ORLANDO, Fla., March 5 (UPI) -- Lockheed Martin will conduct another air- launched missile flight test for the U.S. Navy this year under a $71 million contract modification.
It will also conduct additional risk reduction activities under the Long Range Anti-Ship Missile modification contract, including electromagnetic compatibility testing of the missile and follow-on captive carry sensor suite missions.
The modification is to a Phase 2 of a Long Range Anti-Ship Missile contract given to the company in 2010. That contract called for two missile flight test launches this year and two more next year.
LRASM, in development with the Defense Advanced Research Projects Agency and the Office of Naval Research, is an autonomous, precision-guided anti-ship standoff missile for air and surface launch. It is based on the JASSM-ER system and is for both the Navy and U.S. Air Force.
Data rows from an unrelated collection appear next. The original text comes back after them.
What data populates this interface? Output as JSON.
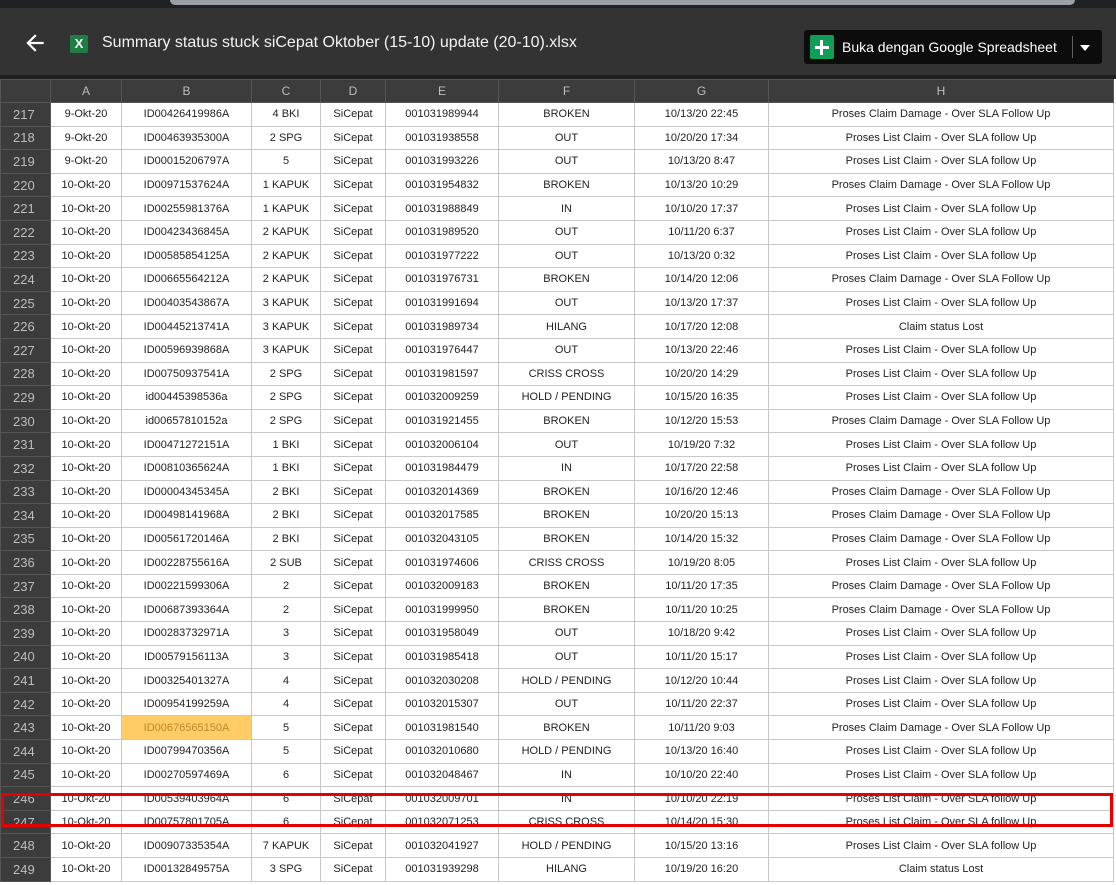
{
  "header": {
    "title": "Summary status stuck siCepat Oktober (15-10) update (20-10).xlsx",
    "file_icon_letter": "X",
    "open_button_label": "Buka dengan Google Spreadsheet"
  },
  "columns": [
    "A",
    "B",
    "C",
    "D",
    "E",
    "F",
    "G",
    "H"
  ],
  "rows": [
    {
      "n": "217",
      "a": "9-Okt-20",
      "b": "ID00426419986A",
      "c": "4 BKI",
      "d": "SiCepat",
      "e": "001031989944",
      "f": "BROKEN",
      "g": "10/13/20 22:45",
      "h": "Proses Claim Damage - Over SLA Follow Up"
    },
    {
      "n": "218",
      "a": "9-Okt-20",
      "b": "ID00463935300A",
      "c": "2 SPG",
      "d": "SiCepat",
      "e": "001031938558",
      "f": "OUT",
      "g": "10/20/20 17:34",
      "h": "Proses List Claim - Over SLA follow Up"
    },
    {
      "n": "219",
      "a": "9-Okt-20",
      "b": "ID00015206797A",
      "c": "5",
      "d": "SiCepat",
      "e": "001031993226",
      "f": "OUT",
      "g": "10/13/20 8:47",
      "h": "Proses List Claim - Over SLA follow Up"
    },
    {
      "n": "220",
      "a": "10-Okt-20",
      "b": "ID00971537624A",
      "c": "1 KAPUK",
      "d": "SiCepat",
      "e": "001031954832",
      "f": "BROKEN",
      "g": "10/13/20 10:29",
      "h": "Proses Claim Damage - Over SLA Follow Up"
    },
    {
      "n": "221",
      "a": "10-Okt-20",
      "b": "ID00255981376A",
      "c": "1 KAPUK",
      "d": "SiCepat",
      "e": "001031988849",
      "f": "IN",
      "g": "10/10/20 17:37",
      "h": "Proses List Claim - Over SLA follow Up"
    },
    {
      "n": "222",
      "a": "10-Okt-20",
      "b": "ID00423436845A",
      "c": "2 KAPUK",
      "d": "SiCepat",
      "e": "001031989520",
      "f": "OUT",
      "g": "10/11/20 6:37",
      "h": "Proses List Claim - Over SLA follow Up"
    },
    {
      "n": "223",
      "a": "10-Okt-20",
      "b": "ID00585854125A",
      "c": "2 KAPUK",
      "d": "SiCepat",
      "e": "001031977222",
      "f": "OUT",
      "g": "10/13/20 0:32",
      "h": "Proses List Claim - Over SLA follow Up"
    },
    {
      "n": "224",
      "a": "10-Okt-20",
      "b": "ID00665564212A",
      "c": "2 KAPUK",
      "d": "SiCepat",
      "e": "001031976731",
      "f": "BROKEN",
      "g": "10/14/20 12:06",
      "h": "Proses Claim Damage - Over SLA Follow Up"
    },
    {
      "n": "225",
      "a": "10-Okt-20",
      "b": "ID00403543867A",
      "c": "3 KAPUK",
      "d": "SiCepat",
      "e": "001031991694",
      "f": "OUT",
      "g": "10/13/20 17:37",
      "h": "Proses List Claim - Over SLA follow Up"
    },
    {
      "n": "226",
      "a": "10-Okt-20",
      "b": "ID00445213741A",
      "c": "3 KAPUK",
      "d": "SiCepat",
      "e": "001031989734",
      "f": "HILANG",
      "g": "10/17/20 12:08",
      "h": "Claim status Lost"
    },
    {
      "n": "227",
      "a": "10-Okt-20",
      "b": "ID00596939868A",
      "c": "3 KAPUK",
      "d": "SiCepat",
      "e": "001031976447",
      "f": "OUT",
      "g": "10/13/20 22:46",
      "h": "Proses List Claim - Over SLA follow Up"
    },
    {
      "n": "228",
      "a": "10-Okt-20",
      "b": "ID00750937541A",
      "c": "2 SPG",
      "d": "SiCepat",
      "e": "001031981597",
      "f": "CRISS CROSS",
      "g": "10/20/20 14:29",
      "h": "Proses List Claim - Over SLA follow Up"
    },
    {
      "n": "229",
      "a": "10-Okt-20",
      "b": "id00445398536a",
      "c": "2 SPG",
      "d": "SiCepat",
      "e": "001032009259",
      "f": "HOLD / PENDING",
      "g": "10/15/20 16:35",
      "h": "Proses List Claim - Over SLA follow Up"
    },
    {
      "n": "230",
      "a": "10-Okt-20",
      "b": "id00657810152a",
      "c": "2 SPG",
      "d": "SiCepat",
      "e": "001031921455",
      "f": "BROKEN",
      "g": "10/12/20 15:53",
      "h": "Proses Claim Damage - Over SLA Follow Up"
    },
    {
      "n": "231",
      "a": "10-Okt-20",
      "b": "ID00471272151A",
      "c": "1 BKI",
      "d": "SiCepat",
      "e": "001032006104",
      "f": "OUT",
      "g": "10/19/20 7:32",
      "h": "Proses List Claim - Over SLA follow Up"
    },
    {
      "n": "232",
      "a": "10-Okt-20",
      "b": "ID00810365624A",
      "c": "1 BKI",
      "d": "SiCepat",
      "e": "001031984479",
      "f": "IN",
      "g": "10/17/20 22:58",
      "h": "Proses List Claim - Over SLA follow Up"
    },
    {
      "n": "233",
      "a": "10-Okt-20",
      "b": "ID00004345345A",
      "c": "2 BKI",
      "d": "SiCepat",
      "e": "001032014369",
      "f": "BROKEN",
      "g": "10/16/20 12:46",
      "h": "Proses Claim Damage - Over SLA Follow Up"
    },
    {
      "n": "234",
      "a": "10-Okt-20",
      "b": "ID00498141968A",
      "c": "2 BKI",
      "d": "SiCepat",
      "e": "001032017585",
      "f": "BROKEN",
      "g": "10/20/20 15:13",
      "h": "Proses Claim Damage - Over SLA Follow Up"
    },
    {
      "n": "235",
      "a": "10-Okt-20",
      "b": "ID00561720146A",
      "c": "2 BKI",
      "d": "SiCepat",
      "e": "001032043105",
      "f": "BROKEN",
      "g": "10/14/20 15:32",
      "h": "Proses Claim Damage - Over SLA Follow Up"
    },
    {
      "n": "236",
      "a": "10-Okt-20",
      "b": "ID00228755616A",
      "c": "2 SUB",
      "d": "SiCepat",
      "e": "001031974606",
      "f": "CRISS CROSS",
      "g": "10/19/20 8:05",
      "h": "Proses List Claim - Over SLA follow Up"
    },
    {
      "n": "237",
      "a": "10-Okt-20",
      "b": "ID00221599306A",
      "c": "2",
      "d": "SiCepat",
      "e": "001032009183",
      "f": "BROKEN",
      "g": "10/11/20 17:35",
      "h": "Proses Claim Damage - Over SLA Follow Up"
    },
    {
      "n": "238",
      "a": "10-Okt-20",
      "b": "ID00687393364A",
      "c": "2",
      "d": "SiCepat",
      "e": "001031999950",
      "f": "BROKEN",
      "g": "10/11/20 10:25",
      "h": "Proses Claim Damage - Over SLA Follow Up"
    },
    {
      "n": "239",
      "a": "10-Okt-20",
      "b": "ID00283732971A",
      "c": "3",
      "d": "SiCepat",
      "e": "001031958049",
      "f": "OUT",
      "g": "10/18/20 9:42",
      "h": "Proses List Claim - Over SLA follow Up"
    },
    {
      "n": "240",
      "a": "10-Okt-20",
      "b": "ID00579156113A",
      "c": "3",
      "d": "SiCepat",
      "e": "001031985418",
      "f": "OUT",
      "g": "10/11/20 15:17",
      "h": "Proses List Claim - Over SLA follow Up"
    },
    {
      "n": "241",
      "a": "10-Okt-20",
      "b": "ID00325401327A",
      "c": "4",
      "d": "SiCepat",
      "e": "001032030208",
      "f": "HOLD / PENDING",
      "g": "10/12/20 10:44",
      "h": "Proses List Claim - Over SLA follow Up"
    },
    {
      "n": "242",
      "a": "10-Okt-20",
      "b": "ID00954199259A",
      "c": "4",
      "d": "SiCepat",
      "e": "001032015307",
      "f": "OUT",
      "g": "10/11/20 22:37",
      "h": "Proses List Claim - Over SLA follow Up"
    },
    {
      "n": "243",
      "a": "10-Okt-20",
      "b": "ID00676565150A",
      "c": "5",
      "d": "SiCepat",
      "e": "001031981540",
      "f": "BROKEN",
      "g": "10/11/20 9:03",
      "h": "Proses Claim Damage - Over SLA Follow Up",
      "highlight": true
    },
    {
      "n": "244",
      "a": "10-Okt-20",
      "b": "ID00799470356A",
      "c": "5",
      "d": "SiCepat",
      "e": "001032010680",
      "f": "HOLD / PENDING",
      "g": "10/13/20 16:40",
      "h": "Proses List Claim - Over SLA follow Up"
    },
    {
      "n": "245",
      "a": "10-Okt-20",
      "b": "ID00270597469A",
      "c": "6",
      "d": "SiCepat",
      "e": "001032048467",
      "f": "IN",
      "g": "10/10/20 22:40",
      "h": "Proses List Claim - Over SLA follow Up"
    },
    {
      "n": "246",
      "a": "10-Okt-20",
      "b": "ID00539403964A",
      "c": "6",
      "d": "SiCepat",
      "e": "001032009701",
      "f": "IN",
      "g": "10/10/20 22:19",
      "h": "Proses List Claim - Over SLA follow Up"
    },
    {
      "n": "247",
      "a": "10-Okt-20",
      "b": "ID00757801705A",
      "c": "6",
      "d": "SiCepat",
      "e": "001032071253",
      "f": "CRISS CROSS",
      "g": "10/14/20 15:30",
      "h": "Proses List Claim - Over SLA follow Up"
    },
    {
      "n": "248",
      "a": "10-Okt-20",
      "b": "ID00907335354A",
      "c": "7 KAPUK",
      "d": "SiCepat",
      "e": "001032041927",
      "f": "HOLD / PENDING",
      "g": "10/15/20 13:16",
      "h": "Proses List Claim - Over SLA follow Up"
    },
    {
      "n": "249",
      "a": "10-Okt-20",
      "b": "ID00132849575A",
      "c": "3 SPG",
      "d": "SiCepat",
      "e": "001031939298",
      "f": "HILANG",
      "g": "10/19/20 16:20",
      "h": "Claim status Lost"
    }
  ],
  "colors": {
    "header_bg": "#333333",
    "highlight_cell": "#ffcc66",
    "selection_border": "#e60000",
    "sheets_green": "#0f9d58"
  }
}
"This contract modification furthers the development of LRASM as we are committed to provide the Navy with an offensive anti-surface weapon alternative that is compatible with multiple platforms," said Mike Fleming, LRASM air-launched program manager at Lockheed Martin Missiles and Fire Control.
The LRASM, with a penetrator and blast-fragmentation warhead, features a multi-modal sensor, weapon data link and an enhanced digital anti-jam Global Positioning System for destruction of specific targets within a group of ships.
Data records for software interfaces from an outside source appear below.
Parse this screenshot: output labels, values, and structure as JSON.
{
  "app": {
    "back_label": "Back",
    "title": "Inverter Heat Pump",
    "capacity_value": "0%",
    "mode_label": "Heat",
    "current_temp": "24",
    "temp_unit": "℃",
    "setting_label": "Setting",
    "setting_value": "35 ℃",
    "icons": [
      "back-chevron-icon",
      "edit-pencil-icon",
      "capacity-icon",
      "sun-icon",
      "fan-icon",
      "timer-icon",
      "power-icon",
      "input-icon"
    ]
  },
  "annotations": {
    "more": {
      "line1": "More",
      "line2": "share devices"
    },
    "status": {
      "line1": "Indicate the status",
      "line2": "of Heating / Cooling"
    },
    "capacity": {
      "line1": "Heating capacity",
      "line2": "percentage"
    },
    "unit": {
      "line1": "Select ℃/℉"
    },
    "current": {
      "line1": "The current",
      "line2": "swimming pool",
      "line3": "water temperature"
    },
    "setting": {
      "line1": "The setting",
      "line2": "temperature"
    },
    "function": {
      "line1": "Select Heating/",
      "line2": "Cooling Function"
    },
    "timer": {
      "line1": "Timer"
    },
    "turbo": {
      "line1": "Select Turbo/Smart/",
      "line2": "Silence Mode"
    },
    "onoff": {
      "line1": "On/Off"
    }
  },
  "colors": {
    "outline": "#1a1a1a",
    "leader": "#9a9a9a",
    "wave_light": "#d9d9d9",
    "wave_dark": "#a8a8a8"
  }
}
In the third air-launched flight test this year, the weapon will be launched from an Air Force B-1B aircraft.